ActionAid UK’s report brings together the experiences of women’s rights and women-led organisations in the Global South to explore how they are implementing a ‘Nexus approach’ within their communities – as first responders, but also as key actors of change in development and peace-building activities.

It looks at why the international community must invest in local women-led interventions and shift power, decision making and funding to women’s rights and women-led organisations, which are best placed to understand emergency needs.


  • Published 7th December 2022
  • Author(s) Niki Ignatiou and Alice Ramsay
  • Category Women in emergencies

Executive summary

The Nexus has been coined as a term to describe the interaction between humanitarian aid, development and peacebuilding efforts and how work in these three areas is undertaken by different actors.

Even though in recent years, humanitarian action has largely adopted a more nuanced approach that takes into consideration concepts of preparedness, long-term sustainability and recovery, this is not consistently happening in practice. The international community still struggles with how to operationalise the Nexus, despite recognition that actors working in humanitarian aid, development and peacebuilding efforts have surpassed the traditional lines of what they constitute either as ‘response’, ‘development’ or ‘peace’ activities.

Most of these conversations have been framed by the viewpoints and experiences of donors and humanitarian agencies, rather than the views and experiences of local actors, specifically women’s rights and women-led organisations (WROs and WLOs), who are central to humanitarian responses, and directly impacted by such decisions. While international NGOs, UN agencies and donors have been slow to adopt this approach, WROs and WLOs at the forefront of humanitarian emergencies have been transcending these divides within their responses, despite this not being acknowledged.

ActionAid has undertaken research to fill this gap and bring new insights to the rhetoric, by drawing on the experiences of women and their organisations working across the Nexus to lead responses to emergencies in Haiti, Lebanon, Myanmar and Somaliland to examine how they work across the Nexus, and what these siloes mean to them. Within each context, they interrogated why inequalities occur, exploring the synergies between their work within humanitarian, development, and peacebuilding activities, often working without labels.

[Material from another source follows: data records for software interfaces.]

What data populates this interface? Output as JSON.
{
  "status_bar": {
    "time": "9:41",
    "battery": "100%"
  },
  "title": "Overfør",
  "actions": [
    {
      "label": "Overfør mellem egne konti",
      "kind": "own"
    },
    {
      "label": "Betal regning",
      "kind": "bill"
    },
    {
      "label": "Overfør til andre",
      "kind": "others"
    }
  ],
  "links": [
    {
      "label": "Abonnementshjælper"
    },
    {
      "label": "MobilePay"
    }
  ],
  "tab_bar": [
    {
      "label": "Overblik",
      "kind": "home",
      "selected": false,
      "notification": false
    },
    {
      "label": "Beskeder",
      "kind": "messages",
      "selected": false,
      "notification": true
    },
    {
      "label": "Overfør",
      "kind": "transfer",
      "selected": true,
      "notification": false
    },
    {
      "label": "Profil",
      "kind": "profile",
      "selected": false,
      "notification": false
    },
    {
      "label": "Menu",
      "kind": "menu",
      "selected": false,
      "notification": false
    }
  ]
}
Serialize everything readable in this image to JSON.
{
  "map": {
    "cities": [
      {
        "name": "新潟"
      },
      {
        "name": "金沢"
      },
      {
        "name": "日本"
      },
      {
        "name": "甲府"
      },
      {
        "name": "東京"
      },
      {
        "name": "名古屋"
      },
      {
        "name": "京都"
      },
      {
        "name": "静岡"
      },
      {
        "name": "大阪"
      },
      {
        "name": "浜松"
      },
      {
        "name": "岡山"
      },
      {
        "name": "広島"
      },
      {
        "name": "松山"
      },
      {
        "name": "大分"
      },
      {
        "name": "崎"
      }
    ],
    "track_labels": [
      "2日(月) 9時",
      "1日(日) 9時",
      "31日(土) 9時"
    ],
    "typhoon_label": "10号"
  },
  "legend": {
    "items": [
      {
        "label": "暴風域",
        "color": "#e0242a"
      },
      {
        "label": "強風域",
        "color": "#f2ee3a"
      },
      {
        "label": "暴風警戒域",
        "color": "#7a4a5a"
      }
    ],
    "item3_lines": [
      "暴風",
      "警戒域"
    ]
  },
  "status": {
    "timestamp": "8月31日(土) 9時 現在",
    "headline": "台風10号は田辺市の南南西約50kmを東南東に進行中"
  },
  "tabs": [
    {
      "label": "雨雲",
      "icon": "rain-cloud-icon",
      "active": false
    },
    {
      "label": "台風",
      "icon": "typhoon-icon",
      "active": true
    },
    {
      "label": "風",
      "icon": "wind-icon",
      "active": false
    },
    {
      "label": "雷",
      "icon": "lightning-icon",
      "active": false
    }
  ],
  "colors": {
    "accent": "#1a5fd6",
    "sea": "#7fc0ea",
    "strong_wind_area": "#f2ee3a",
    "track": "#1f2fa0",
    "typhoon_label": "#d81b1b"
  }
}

Nexus report in English

Read the summary findings

Nexus Report in Arabic

Nexus Report in French

Nexus Report in Burmese

Nexus report in Somali